* [ENTRIES PROVIDED]:

━━━━━━━━━━━━━━━━

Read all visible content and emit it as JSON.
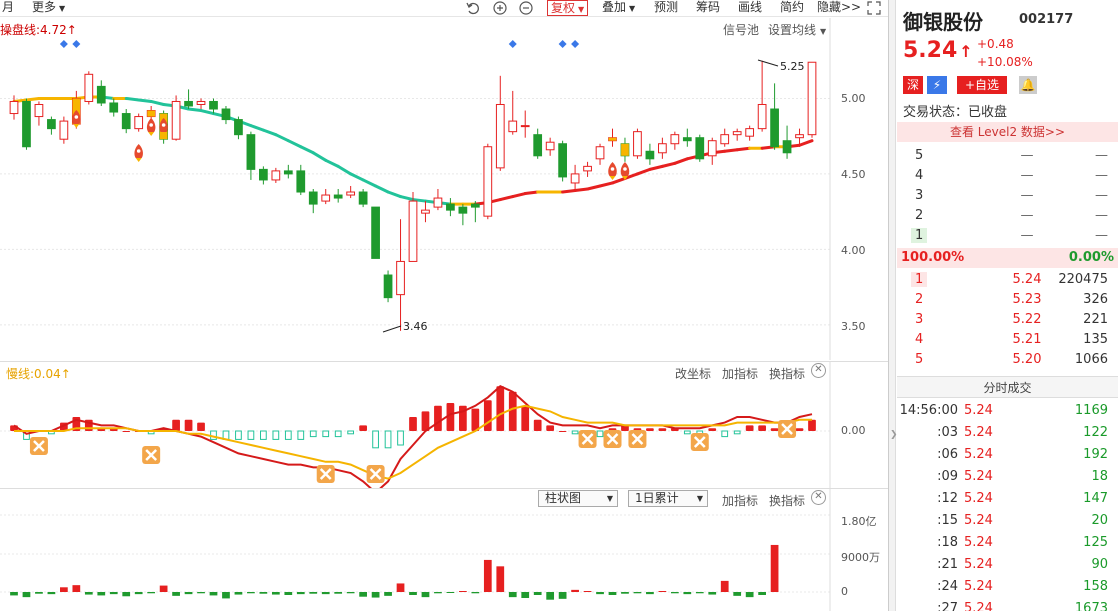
{
  "toolbar": {
    "month_label": "月",
    "more_label": "更多",
    "fuquan_label": "复权",
    "diejia_label": "叠加",
    "yuce_label": "预测",
    "chouma_label": "筹码",
    "huaxian_label": "画线",
    "jianyue_label": "简约",
    "yincang_label": "隐藏>>"
  },
  "main_chart": {
    "indicator_label": "操盘线:4.72↑",
    "signal_pool_label": "信号池",
    "set_ma_label": "设置均线",
    "high_annotation": "5.25",
    "low_annotation": "3.46",
    "y_ticks": [
      "5.00",
      "4.50",
      "4.00",
      "3.50"
    ]
  },
  "macd_panel": {
    "label": "慢线:0.04↑",
    "change_coord_label": "改坐标",
    "add_indicator_label": "加指标",
    "switch_indicator_label": "换指标",
    "zero_label": "0.00"
  },
  "volume_panel": {
    "chart_type_label": "柱状图",
    "accum_label": "1日累计",
    "add_indicator_label": "加指标",
    "switch_indicator_label": "换指标",
    "y_ticks": [
      "1.80亿",
      "9000万",
      "0"
    ]
  },
  "chart_data": {
    "type": "candlestick",
    "y_range": [
      3.3,
      5.5
    ],
    "candles": [
      {
        "o": 4.9,
        "c": 4.98,
        "h": 5.02,
        "l": 4.86
      },
      {
        "o": 4.98,
        "c": 4.68,
        "h": 5.0,
        "l": 4.66
      },
      {
        "o": 4.88,
        "c": 4.96,
        "h": 4.98,
        "l": 4.82
      },
      {
        "o": 4.86,
        "c": 4.8,
        "h": 4.88,
        "l": 4.76
      },
      {
        "o": 4.73,
        "c": 4.85,
        "h": 4.88,
        "l": 4.7
      },
      {
        "o": 4.83,
        "c": 5.0,
        "h": 5.05,
        "l": 4.8
      },
      {
        "o": 4.98,
        "c": 5.16,
        "h": 5.18,
        "l": 4.96
      },
      {
        "o": 5.08,
        "c": 4.97,
        "h": 5.12,
        "l": 4.95
      },
      {
        "o": 4.97,
        "c": 4.91,
        "h": 5.0,
        "l": 4.88
      },
      {
        "o": 4.9,
        "c": 4.8,
        "h": 4.93,
        "l": 4.77
      },
      {
        "o": 4.8,
        "c": 4.88,
        "h": 4.9,
        "l": 4.78
      },
      {
        "o": 4.88,
        "c": 4.92,
        "h": 4.95,
        "l": 4.86
      },
      {
        "o": 4.9,
        "c": 4.73,
        "h": 4.92,
        "l": 4.7
      },
      {
        "o": 4.73,
        "c": 4.98,
        "h": 5.02,
        "l": 4.72
      },
      {
        "o": 4.98,
        "c": 4.95,
        "h": 5.06,
        "l": 4.93
      },
      {
        "o": 4.96,
        "c": 4.98,
        "h": 5.0,
        "l": 4.93
      },
      {
        "o": 4.98,
        "c": 4.93,
        "h": 5.0,
        "l": 4.9
      },
      {
        "o": 4.93,
        "c": 4.86,
        "h": 4.95,
        "l": 4.83
      },
      {
        "o": 4.86,
        "c": 4.76,
        "h": 4.88,
        "l": 4.73
      },
      {
        "o": 4.76,
        "c": 4.53,
        "h": 4.78,
        "l": 4.46
      },
      {
        "o": 4.53,
        "c": 4.46,
        "h": 4.55,
        "l": 4.43
      },
      {
        "o": 4.46,
        "c": 4.52,
        "h": 4.54,
        "l": 4.44
      },
      {
        "o": 4.52,
        "c": 4.5,
        "h": 4.56,
        "l": 4.47
      },
      {
        "o": 4.52,
        "c": 4.38,
        "h": 4.56,
        "l": 4.36
      },
      {
        "o": 4.38,
        "c": 4.3,
        "h": 4.4,
        "l": 4.24
      },
      {
        "o": 4.32,
        "c": 4.36,
        "h": 4.4,
        "l": 4.3
      },
      {
        "o": 4.36,
        "c": 4.34,
        "h": 4.4,
        "l": 4.31
      },
      {
        "o": 4.36,
        "c": 4.38,
        "h": 4.42,
        "l": 4.34
      },
      {
        "o": 4.38,
        "c": 4.3,
        "h": 4.4,
        "l": 4.28
      },
      {
        "o": 4.28,
        "c": 3.94,
        "h": 4.28,
        "l": 3.94
      },
      {
        "o": 3.83,
        "c": 3.68,
        "h": 3.86,
        "l": 3.65
      },
      {
        "o": 3.7,
        "c": 3.92,
        "h": 4.2,
        "l": 3.46
      },
      {
        "o": 3.92,
        "c": 4.32,
        "h": 4.38,
        "l": 3.92
      },
      {
        "o": 4.24,
        "c": 4.26,
        "h": 4.32,
        "l": 4.18
      },
      {
        "o": 4.28,
        "c": 4.34,
        "h": 4.4,
        "l": 4.26
      },
      {
        "o": 4.3,
        "c": 4.26,
        "h": 4.34,
        "l": 4.22
      },
      {
        "o": 4.28,
        "c": 4.24,
        "h": 4.3,
        "l": 4.16
      },
      {
        "o": 4.3,
        "c": 4.28,
        "h": 4.32,
        "l": 4.18
      },
      {
        "o": 4.22,
        "c": 4.68,
        "h": 4.7,
        "l": 4.2
      },
      {
        "o": 4.54,
        "c": 4.96,
        "h": 5.15,
        "l": 4.52
      },
      {
        "o": 4.78,
        "c": 4.85,
        "h": 5.05,
        "l": 4.76
      },
      {
        "o": 4.82,
        "c": 4.82,
        "h": 4.92,
        "l": 4.74
      },
      {
        "o": 4.76,
        "c": 4.62,
        "h": 4.8,
        "l": 4.6
      },
      {
        "o": 4.66,
        "c": 4.71,
        "h": 4.74,
        "l": 4.62
      },
      {
        "o": 4.7,
        "c": 4.48,
        "h": 4.72,
        "l": 4.45
      },
      {
        "o": 4.44,
        "c": 4.5,
        "h": 4.56,
        "l": 4.4
      },
      {
        "o": 4.52,
        "c": 4.55,
        "h": 4.58,
        "l": 4.48
      },
      {
        "o": 4.6,
        "c": 4.68,
        "h": 4.7,
        "l": 4.56
      },
      {
        "o": 4.72,
        "c": 4.74,
        "h": 4.8,
        "l": 4.68
      },
      {
        "o": 4.7,
        "c": 4.62,
        "h": 4.74,
        "l": 4.58
      },
      {
        "o": 4.62,
        "c": 4.78,
        "h": 4.8,
        "l": 4.6
      },
      {
        "o": 4.65,
        "c": 4.6,
        "h": 4.7,
        "l": 4.56
      },
      {
        "o": 4.64,
        "c": 4.7,
        "h": 4.74,
        "l": 4.6
      },
      {
        "o": 4.7,
        "c": 4.76,
        "h": 4.78,
        "l": 4.66
      },
      {
        "o": 4.74,
        "c": 4.72,
        "h": 4.8,
        "l": 4.68
      },
      {
        "o": 4.74,
        "c": 4.6,
        "h": 4.76,
        "l": 4.58
      },
      {
        "o": 4.62,
        "c": 4.72,
        "h": 4.74,
        "l": 4.56
      },
      {
        "o": 4.7,
        "c": 4.76,
        "h": 4.8,
        "l": 4.68
      },
      {
        "o": 4.76,
        "c": 4.78,
        "h": 4.8,
        "l": 4.72
      },
      {
        "o": 4.75,
        "c": 4.8,
        "h": 4.82,
        "l": 4.72
      },
      {
        "o": 4.8,
        "c": 4.96,
        "h": 5.25,
        "l": 4.78
      },
      {
        "o": 4.93,
        "c": 4.68,
        "h": 5.1,
        "l": 4.66
      },
      {
        "o": 4.72,
        "c": 4.64,
        "h": 4.82,
        "l": 4.6
      },
      {
        "o": 4.74,
        "c": 4.76,
        "h": 4.8,
        "l": 4.68
      },
      {
        "o": 4.76,
        "c": 5.24,
        "h": 5.24,
        "l": 4.74
      }
    ],
    "caopan_line": [
      4.98,
      4.99,
      5.0,
      5.0,
      5.0,
      5.0,
      5.01,
      5.01,
      5.0,
      5.0,
      4.99,
      4.98,
      4.96,
      4.95,
      4.93,
      4.92,
      4.9,
      4.88,
      4.85,
      4.82,
      4.79,
      4.76,
      4.72,
      4.68,
      4.64,
      4.59,
      4.55,
      4.5,
      4.46,
      4.42,
      4.38,
      4.35,
      4.33,
      4.32,
      4.31,
      4.3,
      4.3,
      4.3,
      4.31,
      4.33,
      4.35,
      4.37,
      4.38,
      4.38,
      4.38,
      4.39,
      4.4,
      4.42,
      4.44,
      4.47,
      4.5,
      4.53,
      4.55,
      4.57,
      4.6,
      4.62,
      4.64,
      4.65,
      4.66,
      4.67,
      4.67,
      4.68,
      4.68,
      4.69,
      4.72
    ],
    "macd_fast": [
      0.02,
      -0.01,
      0.0,
      0.0,
      0.02,
      0.04,
      0.03,
      0.02,
      0.02,
      0.01,
      0.0,
      0.0,
      0.01,
      0.0,
      -0.01,
      -0.02,
      -0.04,
      -0.06,
      -0.08,
      -0.09,
      -0.1,
      -0.11,
      -0.12,
      -0.12,
      -0.13,
      -0.13,
      -0.14,
      -0.15,
      -0.18,
      -0.22,
      -0.18,
      -0.1,
      -0.05,
      0.0,
      0.03,
      0.06,
      0.07,
      0.09,
      0.12,
      0.16,
      0.14,
      0.1,
      0.06,
      0.03,
      0.02,
      0.02,
      0.02,
      0.01,
      0.02,
      0.02,
      0.02,
      0.02,
      0.02,
      0.01,
      0.01,
      0.01,
      0.02,
      0.03,
      0.05,
      0.05,
      0.04,
      0.03,
      0.03,
      0.05,
      0.06
    ],
    "macd_slow": [
      0.0,
      0.0,
      0.0,
      0.0,
      0.0,
      0.01,
      0.01,
      0.01,
      0.01,
      0.01,
      0.0,
      0.0,
      0.0,
      0.0,
      -0.01,
      -0.01,
      -0.02,
      -0.03,
      -0.04,
      -0.05,
      -0.06,
      -0.07,
      -0.08,
      -0.09,
      -0.1,
      -0.11,
      -0.11,
      -0.12,
      -0.14,
      -0.16,
      -0.17,
      -0.15,
      -0.12,
      -0.09,
      -0.06,
      -0.04,
      -0.02,
      0.0,
      0.03,
      0.06,
      0.08,
      0.09,
      0.08,
      0.07,
      0.05,
      0.04,
      0.03,
      0.03,
      0.03,
      0.02,
      0.02,
      0.02,
      0.02,
      0.02,
      0.02,
      0.02,
      0.02,
      0.02,
      0.03,
      0.03,
      0.03,
      0.03,
      0.03,
      0.04,
      0.04
    ],
    "macd_hist": [
      0.02,
      -0.03,
      0.0,
      -0.01,
      0.03,
      0.05,
      0.04,
      0.01,
      0.01,
      0.0,
      0.0,
      -0.01,
      0.01,
      0.04,
      0.04,
      0.03,
      -0.03,
      -0.03,
      -0.03,
      -0.03,
      -0.03,
      -0.03,
      -0.03,
      -0.03,
      -0.02,
      -0.02,
      -0.02,
      -0.01,
      0.02,
      -0.06,
      -0.06,
      -0.05,
      0.05,
      0.07,
      0.09,
      0.1,
      0.09,
      0.08,
      0.11,
      0.16,
      0.14,
      0.09,
      0.04,
      0.02,
      0.0,
      -0.01,
      -0.01,
      -0.02,
      0.01,
      0.02,
      0.01,
      0.01,
      0.01,
      0.01,
      -0.01,
      -0.01,
      0.01,
      -0.02,
      -0.01,
      0.02,
      0.02,
      0.01,
      -0.01,
      0.01,
      0.04
    ],
    "volume_wan": [
      -800,
      -1200,
      -400,
      -500,
      1100,
      1600,
      -600,
      -800,
      -500,
      -1000,
      -500,
      -300,
      1500,
      -900,
      -500,
      -300,
      -800,
      -1500,
      -600,
      -300,
      -400,
      -600,
      -700,
      -500,
      -400,
      -500,
      -400,
      -300,
      -1100,
      -1300,
      -900,
      2000,
      -700,
      -1200,
      -300,
      -200,
      200,
      -300,
      7500,
      6000,
      -1200,
      -1400,
      -700,
      -1800,
      -1600,
      500,
      200,
      -500,
      -700,
      -400,
      -300,
      -500,
      200,
      -300,
      -500,
      -300,
      -600,
      2600,
      -900,
      -1200,
      -700,
      11000
    ]
  },
  "stock": {
    "name": "御银股份",
    "code": "002177",
    "price": "5.24",
    "price_arrow": "↑",
    "change": "+0.48",
    "change_pct": "+10.08%",
    "badge_exchange": "深",
    "badge_add": "+自选",
    "trade_status": "交易状态：已收盘",
    "level2_link": "查看 Level2 数据>>"
  },
  "orderbook": {
    "asks": [
      {
        "level": "5",
        "price": "—",
        "volume": "—"
      },
      {
        "level": "4",
        "price": "—",
        "volume": "—"
      },
      {
        "level": "3",
        "price": "—",
        "volume": "—"
      },
      {
        "level": "2",
        "price": "—",
        "volume": "—"
      },
      {
        "level": "1",
        "price": "—",
        "volume": "—"
      }
    ],
    "ratio_left": "100.00%",
    "ratio_right": "0.00%",
    "bids": [
      {
        "level": "1",
        "price": "5.24",
        "volume": "220475"
      },
      {
        "level": "2",
        "price": "5.23",
        "volume": "326"
      },
      {
        "level": "3",
        "price": "5.22",
        "volume": "221"
      },
      {
        "level": "4",
        "price": "5.21",
        "volume": "135"
      },
      {
        "level": "5",
        "price": "5.20",
        "volume": "1066"
      }
    ]
  },
  "ticks": {
    "title": "分时成交",
    "rows": [
      {
        "time": "14:56:00",
        "price": "5.24",
        "volume": "1169"
      },
      {
        "time": ":03",
        "price": "5.24",
        "volume": "122"
      },
      {
        "time": ":06",
        "price": "5.24",
        "volume": "192"
      },
      {
        "time": ":09",
        "price": "5.24",
        "volume": "18"
      },
      {
        "time": ":12",
        "price": "5.24",
        "volume": "147"
      },
      {
        "time": ":15",
        "price": "5.24",
        "volume": "20"
      },
      {
        "time": ":18",
        "price": "5.24",
        "volume": "125"
      },
      {
        "time": ":21",
        "price": "5.24",
        "volume": "90"
      },
      {
        "time": ":24",
        "price": "5.24",
        "volume": "158"
      },
      {
        "time": ":27",
        "price": "5.24",
        "volume": "1673"
      }
    ]
  },
  "colors": {
    "up": "#e62020",
    "down": "#1f9a2e",
    "gold": "#f7b500",
    "accent": "#3a78e8",
    "ma_green": "#22c39a"
  }
}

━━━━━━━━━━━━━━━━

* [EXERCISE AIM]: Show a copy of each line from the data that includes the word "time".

* [SOLUTION TO THIS TASK]:
        "time": "14:56:00",
        "time": ":03",
        "time": ":06",
        "time": ":09",
        "time": ":12",
        "time": ":15",
        "time": ":18",
        "time": ":21",
        "time": ":24",
        "time": ":27",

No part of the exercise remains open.